Mike: And I think a big part of that is the level of motivation that an individual has. A lot of us can overcome many, many things based on the motivation that we have. I’ve seen franchisees that have very low sales skills but are so motivated, are so committed to growing the business because they believe in the business, their health is in business. And as a result, they grow those sales skills or, as you just said, Amanda, very quickly, start to build an organization that compensates for that. I think another piece is the franchisees have to just understand that you’re going to have rejection, you’re going to have folks that will say, “Thank you very much but not interested in the service.” And you are going to just have to say, “Hey, I got to talk to 10 people to get three bids or three opportunities.” And especially in a referral business, oftentimes, the business is not, you know, it’s referral. And the referral has to have the need. Sometimes it’s there and sometimes it isn’t. So it’s just the discipline to keep at it day after day after day and build that business because customers typically do not walk in the door. You have to find them and serve them as you go forward.

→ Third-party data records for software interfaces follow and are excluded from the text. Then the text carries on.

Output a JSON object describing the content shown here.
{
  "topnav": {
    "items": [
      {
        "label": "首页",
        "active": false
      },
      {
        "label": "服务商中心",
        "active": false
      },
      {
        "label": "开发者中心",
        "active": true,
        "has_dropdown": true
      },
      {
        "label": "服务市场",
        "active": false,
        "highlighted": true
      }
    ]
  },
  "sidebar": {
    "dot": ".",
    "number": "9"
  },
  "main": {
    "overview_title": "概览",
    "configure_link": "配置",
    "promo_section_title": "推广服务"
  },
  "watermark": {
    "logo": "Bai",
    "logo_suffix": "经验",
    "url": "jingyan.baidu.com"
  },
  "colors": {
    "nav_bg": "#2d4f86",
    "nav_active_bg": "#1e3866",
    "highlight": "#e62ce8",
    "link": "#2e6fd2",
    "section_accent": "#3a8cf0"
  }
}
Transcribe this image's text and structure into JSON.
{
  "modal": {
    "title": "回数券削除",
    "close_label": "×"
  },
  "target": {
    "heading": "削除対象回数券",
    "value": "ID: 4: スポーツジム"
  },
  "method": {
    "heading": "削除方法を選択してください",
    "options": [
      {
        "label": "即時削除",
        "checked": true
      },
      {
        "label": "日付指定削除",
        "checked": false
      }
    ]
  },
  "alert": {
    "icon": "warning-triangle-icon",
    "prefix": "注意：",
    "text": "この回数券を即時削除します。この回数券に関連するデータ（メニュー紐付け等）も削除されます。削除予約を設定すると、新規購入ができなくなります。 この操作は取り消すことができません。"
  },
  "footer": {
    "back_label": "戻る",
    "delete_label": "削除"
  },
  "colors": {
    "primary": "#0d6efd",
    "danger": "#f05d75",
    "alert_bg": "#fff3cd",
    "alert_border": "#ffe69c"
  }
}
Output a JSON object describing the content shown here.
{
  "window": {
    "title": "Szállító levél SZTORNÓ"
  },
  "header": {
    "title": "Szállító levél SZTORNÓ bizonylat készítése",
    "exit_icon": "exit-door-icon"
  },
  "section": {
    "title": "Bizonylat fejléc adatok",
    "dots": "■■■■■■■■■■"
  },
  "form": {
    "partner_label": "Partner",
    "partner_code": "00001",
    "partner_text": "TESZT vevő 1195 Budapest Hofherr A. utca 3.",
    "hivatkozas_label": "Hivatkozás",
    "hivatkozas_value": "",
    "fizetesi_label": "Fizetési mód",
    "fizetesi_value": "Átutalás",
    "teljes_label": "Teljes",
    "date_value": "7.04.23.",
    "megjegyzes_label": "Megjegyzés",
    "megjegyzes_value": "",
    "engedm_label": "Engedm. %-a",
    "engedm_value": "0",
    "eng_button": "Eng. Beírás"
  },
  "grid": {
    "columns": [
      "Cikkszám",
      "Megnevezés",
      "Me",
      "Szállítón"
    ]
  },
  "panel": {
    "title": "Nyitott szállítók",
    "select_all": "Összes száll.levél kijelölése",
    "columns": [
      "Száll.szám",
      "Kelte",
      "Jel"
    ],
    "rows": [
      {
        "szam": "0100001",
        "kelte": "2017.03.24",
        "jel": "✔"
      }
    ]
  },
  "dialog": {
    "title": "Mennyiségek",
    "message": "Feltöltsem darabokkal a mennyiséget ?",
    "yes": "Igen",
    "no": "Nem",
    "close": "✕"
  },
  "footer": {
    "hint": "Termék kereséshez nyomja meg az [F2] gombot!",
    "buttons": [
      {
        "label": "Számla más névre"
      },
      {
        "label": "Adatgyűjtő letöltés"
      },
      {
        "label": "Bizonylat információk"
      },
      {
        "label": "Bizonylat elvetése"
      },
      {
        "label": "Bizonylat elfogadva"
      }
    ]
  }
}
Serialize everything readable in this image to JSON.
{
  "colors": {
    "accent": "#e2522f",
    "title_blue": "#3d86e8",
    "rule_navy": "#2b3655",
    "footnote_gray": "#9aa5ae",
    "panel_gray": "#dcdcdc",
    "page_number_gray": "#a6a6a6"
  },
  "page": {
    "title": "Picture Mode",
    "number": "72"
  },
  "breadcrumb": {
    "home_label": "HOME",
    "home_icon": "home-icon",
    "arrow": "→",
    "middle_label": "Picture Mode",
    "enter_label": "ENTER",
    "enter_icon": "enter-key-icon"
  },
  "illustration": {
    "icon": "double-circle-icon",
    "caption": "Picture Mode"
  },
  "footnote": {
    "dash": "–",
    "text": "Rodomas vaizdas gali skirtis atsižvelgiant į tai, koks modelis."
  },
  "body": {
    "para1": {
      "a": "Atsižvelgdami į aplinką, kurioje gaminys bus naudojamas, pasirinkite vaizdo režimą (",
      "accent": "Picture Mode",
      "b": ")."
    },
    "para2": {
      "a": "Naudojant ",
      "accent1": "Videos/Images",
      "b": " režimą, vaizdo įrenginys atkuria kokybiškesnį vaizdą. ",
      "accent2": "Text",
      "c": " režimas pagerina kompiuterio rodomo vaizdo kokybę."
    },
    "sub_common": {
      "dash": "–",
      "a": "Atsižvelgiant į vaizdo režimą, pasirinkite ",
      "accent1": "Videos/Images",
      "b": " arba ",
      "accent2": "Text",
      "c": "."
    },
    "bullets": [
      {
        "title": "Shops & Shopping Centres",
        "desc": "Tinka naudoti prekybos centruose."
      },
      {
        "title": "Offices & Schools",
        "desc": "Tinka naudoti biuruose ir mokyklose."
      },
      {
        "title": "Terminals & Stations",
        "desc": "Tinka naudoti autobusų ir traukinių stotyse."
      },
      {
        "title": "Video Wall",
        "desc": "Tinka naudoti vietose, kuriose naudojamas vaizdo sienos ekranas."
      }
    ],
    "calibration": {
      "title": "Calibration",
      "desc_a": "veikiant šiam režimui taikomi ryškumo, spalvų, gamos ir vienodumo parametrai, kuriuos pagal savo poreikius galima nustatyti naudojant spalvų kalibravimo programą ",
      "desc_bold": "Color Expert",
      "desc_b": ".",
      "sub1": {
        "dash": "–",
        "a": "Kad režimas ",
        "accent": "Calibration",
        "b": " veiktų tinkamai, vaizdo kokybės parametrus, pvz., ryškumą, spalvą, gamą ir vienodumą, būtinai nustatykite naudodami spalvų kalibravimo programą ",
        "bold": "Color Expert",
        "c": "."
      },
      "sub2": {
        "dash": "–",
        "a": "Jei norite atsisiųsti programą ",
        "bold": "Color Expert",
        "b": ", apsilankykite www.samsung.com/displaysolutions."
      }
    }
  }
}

Amanda: Absolutely, and build those relationships. And I think it’s important that a franchisor provides you that. You talked about, “Well, if I would need to build three relationships and knowing that I’ve got to talk to 10 or 15 or 20 people to get those three.” That’s a really good…again, we talked a lot about education, but that’s something that I think is fair to expect to say, “Hey, you know, we’ve been through this, that’s why we buy a franchise because those tools are tested and true and we know what to expect.” So that’s definitely, I think, a really good point. So anything else, anything that we didn’t ask about sales that you, you know, think is important to mention and for our listeners?

Mike: Well, I think, again, as I said before, there’s a high level of integration between the sales department, the marketing department. And in the operations group. And in the operations area, a franchisee needs to be asked the question, “How many contacts did you do? How many referral sources did you get?” Exactly what you talked about, Amanda. Because you gotta fill that pipeline at the top. Gotta say, “Hey, I’m averaging three or four or five.” And a good franchisor will have that data to say, “This is what you need to do in terms of contacts to then do the numbers. And I talked to 100 people and this is going to happen. I talked to 50 people and that’s going to happen,” etc., etc. So, the franchisor needs to have an operations department that is focused on, if you will, supporting and holding the franchisee accountable to say…a cadence of accountability to say, “Where are you out on this?” And making sure that there is that contact.